x Abu Dhabi, UAEWednesday 26 July 2017

The curious case of Notts County

Amid a wall of silence, Euan Megson separates fact from fiction after Munto Finance's takeover of the historic club.

Notts County's new director of football Sven Goran Eriksson at the club's ground.
Notts County's new director of football Sven Goran Eriksson at the club's ground.

To borrow a term from the American military phrase book, Sven Goran Eriksson's arrival as Notts County's director of football, has been met with equal measures of "shock and awe". The former England manager, calling the County post the "most difficult challenge" in his career, is tasked with revitalising the fortunes of the world's oldest football league club. However, County's new owners - Munto Finance Limited, English football's latest "Middle East-based consortium" - and their financial resources should make the Swede's mission more palpable.

Indeed, Munto's luring of Eriksson is a strategic opening strike for County's new two-man board - chief executive Peter Trembling and director Peter Willett. Apart from the "two Peters", precious little is known about Munto. Although undoubted connections to the Middle East - specifically Dubai and Qatar - exist, a veil of silence has fallen over the historic club. The previous board have been universally hushed, and Tom Loakes - the club's press secretary - empties his desk, for unconfirmed reasons, in a fortnight.

With so few answers and sources, only solid facts can unravel the ownership mystery. Before the takeover, 60 per cent of County were owned by their Supporters' Trust, a rare fan-based ownership facilitated by the generosity of deceased millionaire benefactor, Haydn Green. Having originally saved the club from extinction in 2003, Green died suddenly four years later, his will handing the trust the money needed to buy his shares and take control.

In the spirit of Green's remarkable gesture, the trust "gifted" its majority share to Munto in return for the new owners' promises to release substantial funds - the exact figure remains unknown - during a five-year investment plan. Any failure on Munto's side to invest this money will see the Merchant Bank pay County the difference as part of their guarantee. Registered in the tax-haven British Virgin Islands, it is also true that Munto - a "special acquisition vehicle" - has bought County from their own resources. No loans or debt have been incurred.

Eriksson's high-profile arrival is simply the first "re-instalment" of Munto's investment promise to the Supporters' Trust. Another fact is that Munto are operated by QADBAK, a Swiss-based consortium acting as "Trustees of the Investment Fund". Despite several other factual links, it is here where things get confusing. British media first reported that Dubai-based Al Thani Investment Group were County's new owners, due to links between Willett - the group's vice president for development - and the Al Thani name. The group's chairman, Abdullah bin Saeed al Thani, has rubbished speculation. "Neither Mr Abdulla Al Thani, nor any of his companies, have any links to Notts County," said an Al Thani spokesman.
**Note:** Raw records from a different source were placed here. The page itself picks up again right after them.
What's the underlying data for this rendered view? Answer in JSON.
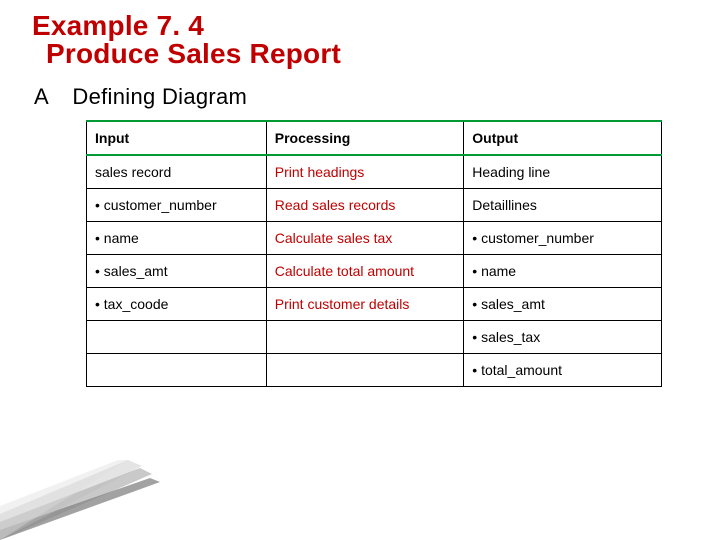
{
  "title": {
    "line1": "Example 7. 4",
    "line2": "Produce Sales Report"
  },
  "section": {
    "letter": "A",
    "label": "Defining Diagram"
  },
  "table": {
    "headers": {
      "c1": "Input",
      "c2": "Processing",
      "c3": "Output"
    },
    "rows": [
      {
        "c1": "sales record",
        "c2": "Print headings",
        "c3": "Heading line"
      },
      {
        "c1": "•  customer_number",
        "c2": "Read sales records",
        "c3": "Detaillines"
      },
      {
        "c1": "•  name",
        "c2": "Calculate sales tax",
        "c3": "•  customer_number"
      },
      {
        "c1": "•  sales_amt",
        "c2": "Calculate total amount",
        "c3": "•  name"
      },
      {
        "c1": "•  tax_coode",
        "c2": "Print customer details",
        "c3": "•  sales_amt"
      },
      {
        "c1": "",
        "c2": "",
        "c3": "•  sales_tax"
      },
      {
        "c1": "",
        "c2": "",
        "c3": "• total_amount"
      }
    ]
  }
}
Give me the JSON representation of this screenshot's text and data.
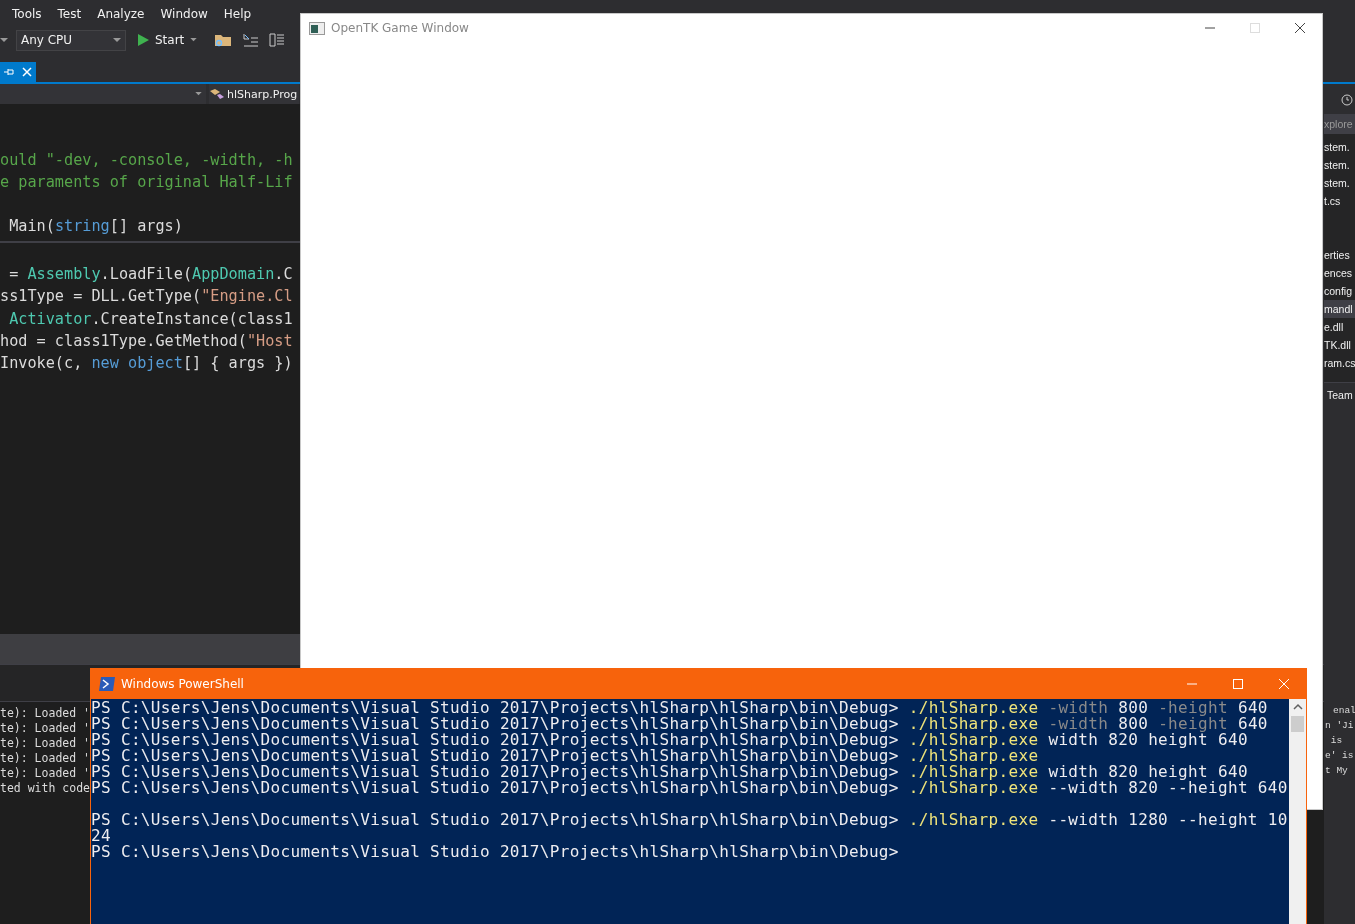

Looking across the Gulf, Qatar's ruling Al Thani family's associations with the QADBAK fund appear significant, but no one foresees them admitting to owning County. Something which doesn't bother Glenn Rolley, chairman of the now powerless, at board level anyway, Supporters' Trust. "They promised they would blow a gust of fresh air through the club. It's turned out to be a hurricane," said Rolley, who, hinting at the owners' extreme wealth, added: "They looked at Premier League clubs, but the finances and culture of the consortium meant taking the oldest Football League club in the world and building them up is seen differently from buying your way into Champions League football."

County celebrate their 150th anniversary in 2012, time enough for them to reach the Premier League. However, Trembling insists County's new owners are not glamour investors, saying the club's uniqueness provided the main stimulant. "The new owners were attracted to County because of their status as the oldest league club in the world," he said. "There is a lot of romance attached to that and it is something we want to build on."

Now suspiciously quiet, expect County's boardroom - and owners box - to fill quickly if Eriksson and manager Ian McParland deliver Premier League football in time for County's milestone in 2012. emegson@thenational.ae